Within the same time as provided for the response required above under 10 CFR 2.201, the licensee may pay the civil penalty proposed above in accordance with NUREG/BR-0254 and by submitting to the Director, Office of Enforcement, U.S. Nuclear Regulatory Commission, a statement indicating when and by what method payment was made, or may protest imposition of the civil penalty in whole or in part, by a written answer addressed to the Director, Office of Enforcement, U.S. Nuclear Regulatory Commission. Should the licensee fail to answer within 30 days of the date of this Notice of Violation and Proposed Imposition of Civil Penalty, an order imposing the civil penalty will be issued. Should the licensee elect to file an answer in accordance with 10 CFR 2.205 protesting the civil penalty, in whole or in part, such answer should be clearly marked as an "Answer to a Notice of Violation" and may: (1) deny the violation(s) listed in this Notice, in whole or in part, (2) demonstrate extenuating circumstances, (3) show error in this Notice, or (4) show other reasons why the penalty should not be imposed. In addition to protesting the civil penalty in whole or in part, such answer may request remission or mitigation of the penalty.

In requesting mitigation of the proposed penalty, the factors addressed in Section VI.C.2 of the Enforcement Policy should be addressed. Any written answer in accordance with 10 CFR 2.205 should be set forth separately from the statement or explanation in reply pursuant to 10 CFR 2.201, but may incorporate parts of the 10 CFR 2.201 reply by specific reference (e.g., citing page and paragraph numbers) to avoid repetition. The attention of the licensee is directed to the other provisions of 10 CFR 2.205, regarding the procedure for imposing a civil penalty.

Upon failure to pay any civil penalty due which subsequently has been determined in accordance with the applicable provisions of 10 CFR 2.205, this matter may be referred to the Attorney General, and the penalty, unless compromised, remitted, or mitigated, may be collected by civil action pursuant to Section 234c of the Act, 42 U.S.C. 2282c.

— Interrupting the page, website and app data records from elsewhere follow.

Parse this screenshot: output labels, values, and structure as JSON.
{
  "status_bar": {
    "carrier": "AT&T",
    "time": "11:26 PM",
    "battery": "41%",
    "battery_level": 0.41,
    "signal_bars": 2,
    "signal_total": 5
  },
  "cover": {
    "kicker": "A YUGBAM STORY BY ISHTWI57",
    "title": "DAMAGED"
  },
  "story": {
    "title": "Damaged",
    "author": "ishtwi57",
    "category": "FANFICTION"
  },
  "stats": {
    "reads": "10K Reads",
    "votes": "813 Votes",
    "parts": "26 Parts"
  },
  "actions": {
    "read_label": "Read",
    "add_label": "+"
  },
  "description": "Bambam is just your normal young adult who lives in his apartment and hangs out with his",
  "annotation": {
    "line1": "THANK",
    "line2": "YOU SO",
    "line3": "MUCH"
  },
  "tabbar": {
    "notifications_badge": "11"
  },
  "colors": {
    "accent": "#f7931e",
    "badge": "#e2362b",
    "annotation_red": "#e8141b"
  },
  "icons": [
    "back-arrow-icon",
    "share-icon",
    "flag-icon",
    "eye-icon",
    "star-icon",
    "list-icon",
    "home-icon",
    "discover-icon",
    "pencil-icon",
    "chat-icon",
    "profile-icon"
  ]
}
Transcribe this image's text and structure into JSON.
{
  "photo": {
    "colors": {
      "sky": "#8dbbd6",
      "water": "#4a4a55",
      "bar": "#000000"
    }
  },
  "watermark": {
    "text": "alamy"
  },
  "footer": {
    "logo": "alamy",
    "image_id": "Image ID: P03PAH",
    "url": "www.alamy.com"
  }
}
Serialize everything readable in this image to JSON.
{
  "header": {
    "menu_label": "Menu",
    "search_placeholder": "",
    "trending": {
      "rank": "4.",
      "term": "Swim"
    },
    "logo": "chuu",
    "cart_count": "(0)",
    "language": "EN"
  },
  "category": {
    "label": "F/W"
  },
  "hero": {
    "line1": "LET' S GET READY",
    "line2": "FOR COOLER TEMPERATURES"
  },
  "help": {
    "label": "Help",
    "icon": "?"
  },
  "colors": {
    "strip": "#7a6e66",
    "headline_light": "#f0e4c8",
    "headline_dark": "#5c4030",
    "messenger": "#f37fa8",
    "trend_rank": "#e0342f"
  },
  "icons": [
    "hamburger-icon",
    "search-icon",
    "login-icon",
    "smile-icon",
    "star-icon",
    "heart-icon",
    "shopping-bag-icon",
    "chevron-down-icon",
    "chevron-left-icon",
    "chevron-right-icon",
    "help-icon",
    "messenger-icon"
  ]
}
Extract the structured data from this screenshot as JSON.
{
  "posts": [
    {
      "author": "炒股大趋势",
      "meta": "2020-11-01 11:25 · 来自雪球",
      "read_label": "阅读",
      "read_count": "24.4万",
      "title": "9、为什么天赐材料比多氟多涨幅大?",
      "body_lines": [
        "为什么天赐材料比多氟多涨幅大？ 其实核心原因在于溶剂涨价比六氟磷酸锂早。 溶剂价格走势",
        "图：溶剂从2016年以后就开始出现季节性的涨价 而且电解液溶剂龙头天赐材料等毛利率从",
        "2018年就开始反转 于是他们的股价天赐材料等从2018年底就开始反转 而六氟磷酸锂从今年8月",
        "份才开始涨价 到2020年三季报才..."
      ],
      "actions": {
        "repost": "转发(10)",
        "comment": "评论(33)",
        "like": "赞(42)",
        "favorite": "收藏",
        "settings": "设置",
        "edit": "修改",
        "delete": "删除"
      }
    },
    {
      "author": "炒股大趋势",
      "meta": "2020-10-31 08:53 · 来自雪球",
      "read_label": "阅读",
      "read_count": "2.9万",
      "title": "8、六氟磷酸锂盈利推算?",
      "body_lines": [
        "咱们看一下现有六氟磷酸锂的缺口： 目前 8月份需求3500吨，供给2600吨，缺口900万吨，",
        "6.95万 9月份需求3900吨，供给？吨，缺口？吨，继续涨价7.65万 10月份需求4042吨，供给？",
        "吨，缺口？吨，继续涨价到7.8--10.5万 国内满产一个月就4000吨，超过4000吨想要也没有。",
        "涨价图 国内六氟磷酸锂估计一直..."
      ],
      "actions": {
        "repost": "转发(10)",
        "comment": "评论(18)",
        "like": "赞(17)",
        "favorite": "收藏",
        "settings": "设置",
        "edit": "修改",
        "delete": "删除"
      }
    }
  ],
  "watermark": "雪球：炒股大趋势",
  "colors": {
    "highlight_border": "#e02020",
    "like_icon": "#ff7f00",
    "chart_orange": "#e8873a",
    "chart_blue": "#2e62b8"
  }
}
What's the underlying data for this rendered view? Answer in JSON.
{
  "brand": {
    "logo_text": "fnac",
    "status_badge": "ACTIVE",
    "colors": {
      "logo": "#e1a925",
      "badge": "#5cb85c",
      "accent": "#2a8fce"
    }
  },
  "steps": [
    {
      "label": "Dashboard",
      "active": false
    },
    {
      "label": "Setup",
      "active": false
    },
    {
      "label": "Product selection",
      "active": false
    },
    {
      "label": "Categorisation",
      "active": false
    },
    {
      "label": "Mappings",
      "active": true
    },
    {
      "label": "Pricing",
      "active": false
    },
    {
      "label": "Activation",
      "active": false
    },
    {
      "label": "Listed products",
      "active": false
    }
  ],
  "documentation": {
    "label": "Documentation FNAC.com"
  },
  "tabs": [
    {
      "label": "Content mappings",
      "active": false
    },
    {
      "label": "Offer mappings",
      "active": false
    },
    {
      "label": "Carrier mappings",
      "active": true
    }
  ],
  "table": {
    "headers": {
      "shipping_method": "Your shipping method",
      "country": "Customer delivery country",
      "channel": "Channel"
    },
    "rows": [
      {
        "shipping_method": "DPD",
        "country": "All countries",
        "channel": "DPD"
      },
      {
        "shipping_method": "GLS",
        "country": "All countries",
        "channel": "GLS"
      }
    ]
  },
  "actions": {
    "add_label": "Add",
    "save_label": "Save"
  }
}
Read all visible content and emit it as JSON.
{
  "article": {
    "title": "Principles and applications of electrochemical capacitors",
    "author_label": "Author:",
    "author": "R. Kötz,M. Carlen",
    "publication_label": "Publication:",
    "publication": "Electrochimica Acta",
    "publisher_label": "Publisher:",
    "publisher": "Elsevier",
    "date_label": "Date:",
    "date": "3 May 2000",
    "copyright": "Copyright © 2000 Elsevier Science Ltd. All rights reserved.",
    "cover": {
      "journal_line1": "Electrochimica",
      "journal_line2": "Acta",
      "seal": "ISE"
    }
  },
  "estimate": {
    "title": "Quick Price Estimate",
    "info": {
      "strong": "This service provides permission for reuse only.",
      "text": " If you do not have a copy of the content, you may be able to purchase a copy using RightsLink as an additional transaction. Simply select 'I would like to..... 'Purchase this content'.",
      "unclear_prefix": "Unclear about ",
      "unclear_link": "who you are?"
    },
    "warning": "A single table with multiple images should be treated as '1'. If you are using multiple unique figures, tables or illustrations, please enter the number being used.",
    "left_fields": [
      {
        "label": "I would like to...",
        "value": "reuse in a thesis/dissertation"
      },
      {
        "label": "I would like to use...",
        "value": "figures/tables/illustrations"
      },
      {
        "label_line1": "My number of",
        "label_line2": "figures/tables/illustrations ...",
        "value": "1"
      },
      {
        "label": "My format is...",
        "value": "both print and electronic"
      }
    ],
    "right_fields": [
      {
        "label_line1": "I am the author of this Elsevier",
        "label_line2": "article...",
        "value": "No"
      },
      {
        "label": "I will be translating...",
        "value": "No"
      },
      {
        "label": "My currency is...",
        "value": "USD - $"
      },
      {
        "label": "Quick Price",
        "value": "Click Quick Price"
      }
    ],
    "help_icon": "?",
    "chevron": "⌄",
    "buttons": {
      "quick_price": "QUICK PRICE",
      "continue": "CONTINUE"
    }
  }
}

The response noted above (Reply to Notice of Violation; EA-03-181, statement as to payment of civil penalty, and Answer to a Notice of Violation) should be addressed to: Frank Congel, Director, Office of Enforcement, U.S. Nuclear Regulatory Commission, One White Flint North, 11555 Rockville Pike, Rockville, MD 20852-2738, with a copy to the Regional Administrator, U.S. Nuclear Regulatory Commission, Region III, and a copy to the NRC Resident Inspector at the facility that is the subject of this Notice.

Because your response will be made available electronically for public inspection in the NRC Public Document Room or from the NRC's document system (ADAMS), to the extent possible, it should not include any personal privacy, proprietary, or safeguards information so that it can be made available to the public without redaction. ADAMS is accessible from the NRC Web site at http://www.nrc.gov/reading-rm/adams.html. If personal privacy or proprietary information is necessary to provide an acceptable response, then please provide a bracketed copy of your response that identifies the information that should be protected and a redacted copy of your response that deletes such information. If you request withholding of such material, you must specifically identify the portions of your response that you seek to have withheld and provide in detail the bases for your claim of withholding (e.g., explain why the disclosure of information will create an unwarranted invasion of personal privacy or provide the information required by 10 CFR 2.390(b) to support a request for withholding confidential commercial or financial information). If safeguards information is necessary to provide an acceptable response, please provide the level of protection described in 10 CFR 73.21.

In accordance with 10 CFR 19.11, you may be required to post this Notice within two working days.

Dated this 17th day of March 2004.

Page Last Reviewed/Updated Thursday, March 29, 2012